US8724725Jun 24, 2013May 13, 2014At&T Intellectual Property Ii, L.P.Channel estimation for wireless systems without matrix inversion
Classifications
U.S. Classification375/142, 375/150, 375/343, 375/145, 370/512, 370/515, 370/509, 375/149
International ClassificationH04L27/00, H04B7/005, H04L7/00, H04L7/04, H04B7/26
Cooperative ClassificationH04L2027/0095, H04L2027/0065, H04W56/0035, H04L7/042, H04B7/2675, H04W56/0085
European ClassificationH04W56/00M4B2D, H04W56/00H, H04L7/04B1, H04B7/26V6B
Legal Events
DateCodeEventDescription
Jun 18, 2013FPExpired due to failure to pay maintenance fee
Effective date: 20130426
Apr 26, 2013LAPSLapse for failure to pay maintenance fees
Dec 10, 2012REMIMaintenance fee reminder mailed
Sep 24, 2008FPAYFee payment
Year of fee payment: 4
Feb 29, 2000ASAssignment
Owner name: NEC CORPORATION, JAPAN

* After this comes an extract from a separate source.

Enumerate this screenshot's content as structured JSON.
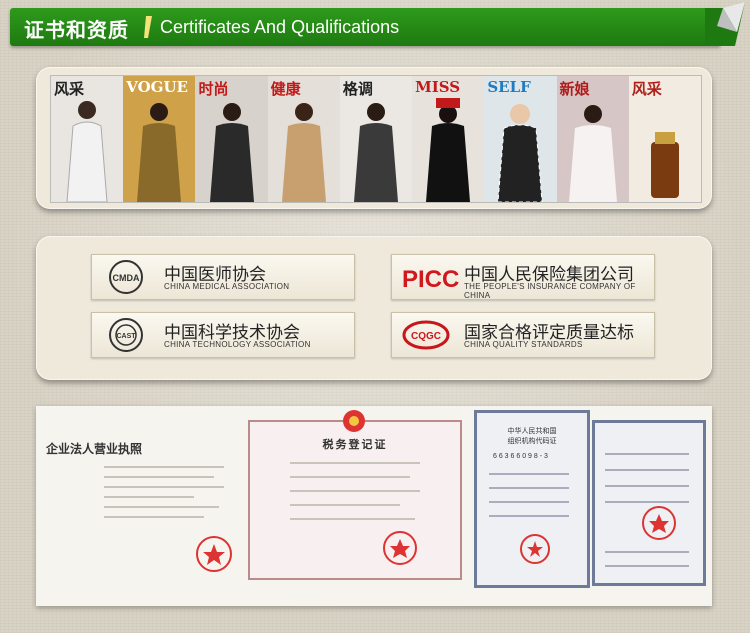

Free format text: ASSIGNMENT OF ASSIGNORS INTEREST;ASSIGNOR:BURTON, MARK;REEL/FRAME:010653/0796
Effective date: 20000117